    Those glasses are one of the most terrifying things I’ve ever seen in my life.  No, I can’t put eyedrops into my eyes.  No, those wouldn’t help.  If anybody ever made a concerted effort to get me wear them, despite the fact that they’re obviously designed to guide foreign objects *into* the eyeball, I’d probably end up curled into a fetal position with my head down, eyes tightly closed and both arms over my face, rocking back and forth and whimpering, “Leave me alone, just leave me alone, go away” over and over again.  Because, yikes.

  • Dr. Kwyatt

    That full body umbrella is actually a damn good idea.

  • http://www.facebook.com/profile.php?id=1112199119 Jake Hansen

    see i’m so weird that i would actually use almost all of these i find them so useful. too bad they’re not supposed to be for sale if i could have a tie like that i’d use it everyday :)

  • Zaywex

    Hmm, I remember there was this Chindogu were you took bits of soap and compressed it and then made it into a more sturdy bar. But then its status as a Chindogu was rescinded because someone else thought of the same thing and decided to make it a real product.

  • http://www.facebook.com/people/Nat-Wel/1477579975 Nat Wel

    They’re not bad inventions, they just not as slick as their refined products of european inventions. For example, digital cameras do have panoramic features. With the environmental movement collecting clean water is a good idea, we take water for granted but the government have to spend billions on sewage plants. 

  • http://profile.yahoo.com/Q7OK3LU4GWO62WGVKAL5EK7B4M Masterius

    Sorry, but I’d buy –and use– the butter stick and eye-dropper glasses!

  • Three Tigers

    I have personally created a few chindougu items together with a friend for another friend’s birthday. First, we created the portable herb garden; basically a window’s plant box with a carrier strap, and our second invention; a pair of socks with the bottoms cut out so the wearer can feel the “earth move” under their feet.

  • Squgger

    I actually came up with the butterstick idea in primary school… lol

  • John

    lol, looks like someone stole your idea!

  • d

    Rashmi me too

  • Natalya Kovacevic

    I think the subway sleeper can also be used on a bus……..and I’ve invented but actually made the butter stick better!!!! My friends,family and neighbors often by them from me :)

  • Chindogist

    Umm.. Unuseless?

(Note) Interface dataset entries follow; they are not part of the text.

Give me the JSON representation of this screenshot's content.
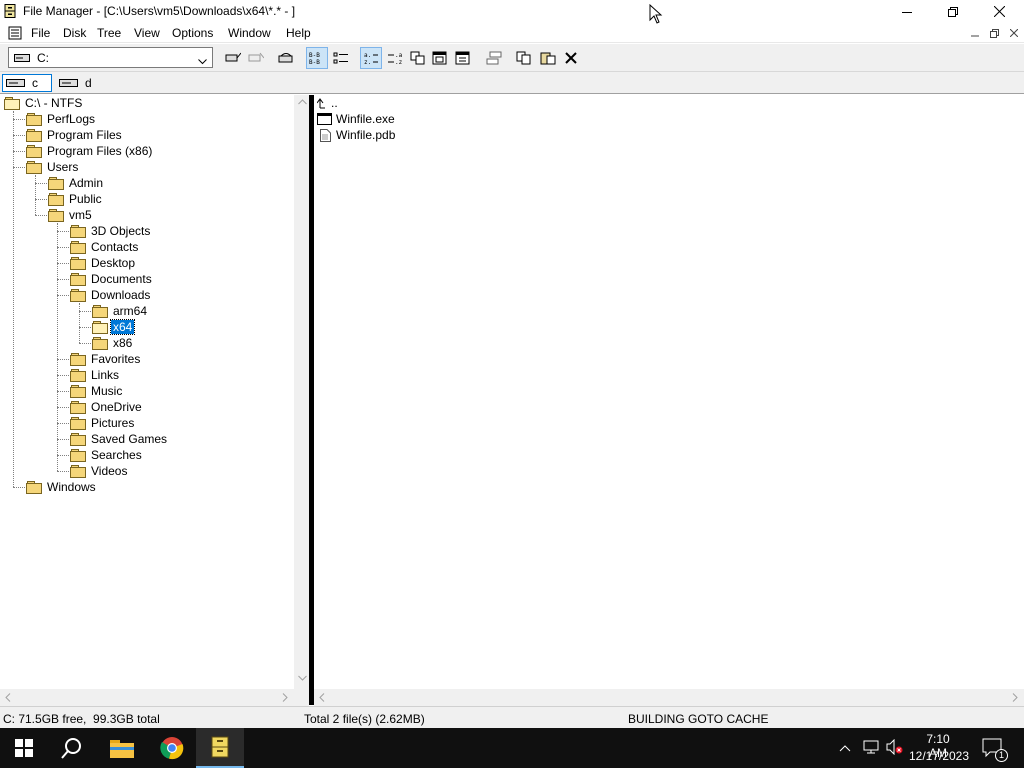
{
  "window": {
    "title": "File Manager - [C:\\Users\\vm5\\Downloads\\x64\\*.* - ]",
    "icons": {
      "app": "file-cabinet-icon",
      "minimize": "minimize-icon",
      "maximize": "restore-icon",
      "close": "close-icon"
    }
  },
  "menu": {
    "items": [
      "File",
      "Disk",
      "Tree",
      "View",
      "Options",
      "Window",
      "Help"
    ]
  },
  "toolbar": {
    "drive_value": "C:",
    "buttons": [
      "connect-network-drive-icon",
      "disconnect-network-drive-icon",
      "share-icon",
      "tree-and-directory-icon",
      "view-details-icon",
      "sort-by-name-icon",
      "sort-by-type-icon",
      "copy-path-icon",
      "new-window-icon",
      "properties-icon",
      "tile-icon",
      "copy-icon",
      "paste-icon",
      "delete-icon"
    ]
  },
  "drives": [
    {
      "label": "c",
      "selected": true
    },
    {
      "label": "d",
      "selected": false
    }
  ],
  "tree": {
    "root": "C:\\ - NTFS",
    "c_children": [
      "PerfLogs",
      "Program Files",
      "Program Files (x86)",
      "Users",
      "Windows"
    ],
    "users_children": [
      "Admin",
      "Public",
      "vm5"
    ],
    "vm5_children": [
      "3D Objects",
      "Contacts",
      "Desktop",
      "Documents",
      "Downloads",
      "Favorites",
      "Links",
      "Music",
      "OneDrive",
      "Pictures",
      "Saved Games",
      "Searches",
      "Videos"
    ],
    "downloads_children": [
      "arm64",
      "x64",
      "x86"
    ],
    "selected": "x64"
  },
  "files": {
    "up": "..",
    "items": [
      {
        "name": "Winfile.exe",
        "icon": "executable-file-icon"
      },
      {
        "name": "Winfile.pdb",
        "icon": "document-file-icon"
      }
    ]
  },
  "status": {
    "disk": "C: 71.5GB free,  99.3GB total",
    "total": "Total 2 file(s) (2.62MB)",
    "message": "BUILDING GOTO CACHE"
  },
  "taskbar": {
    "time": "7:10 AM",
    "date": "12/17/2023",
    "notifications": "1"
  },
  "colors": {
    "selection": "#0078d7",
    "taskbar": "#101010",
    "folder": "#f5d67a"
  }
}
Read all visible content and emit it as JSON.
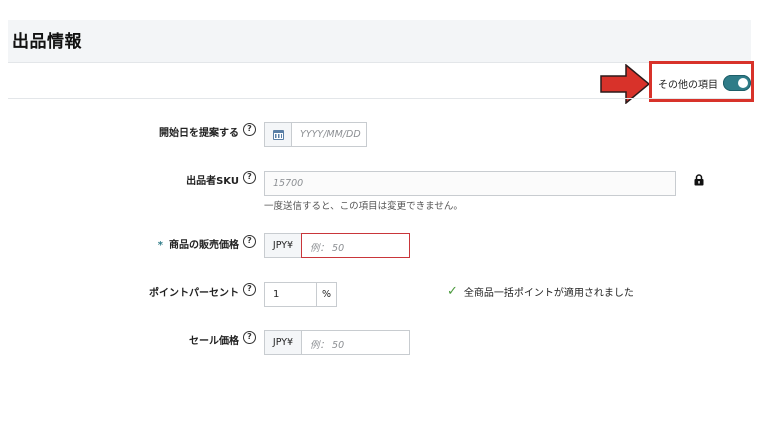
{
  "header": {
    "title": "出品情報"
  },
  "toolbar": {
    "other_items_label": "その他の項目",
    "other_items_on": true
  },
  "fields": {
    "start_date": {
      "label": "開始日を提案する",
      "help": "?",
      "placeholder": "YYYY/MM/DD",
      "icon": "calendar-icon"
    },
    "sku": {
      "label": "出品者SKU",
      "help": "?",
      "value": "15700",
      "note": "一度送信すると、この項目は変更できません。",
      "icon": "lock-icon"
    },
    "price": {
      "required_mark": "*",
      "label": "商品の販売価格",
      "help": "?",
      "currency": "JPY¥",
      "placeholder": "例： 50"
    },
    "points": {
      "label": "ポイントパーセント",
      "help": "?",
      "value": "1",
      "unit": "%",
      "applied_text": "全商品一括ポイントが適用されました"
    },
    "sale_price": {
      "label": "セール価格",
      "help": "?",
      "currency": "JPY¥",
      "placeholder": "例： 50"
    }
  },
  "colors": {
    "accent": "#2f7c88",
    "highlight": "#d8322a",
    "error_border": "#c9363a",
    "check": "#4a9a3d"
  }
}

So as in useful?

  • jerry

    I have a brand new book now available on Amazon called “Horrible Things,” which is a collection of weird entertaining cartoons about bizarre inventions. Please check it out. http://www.amazon.com/gp/product/1463521308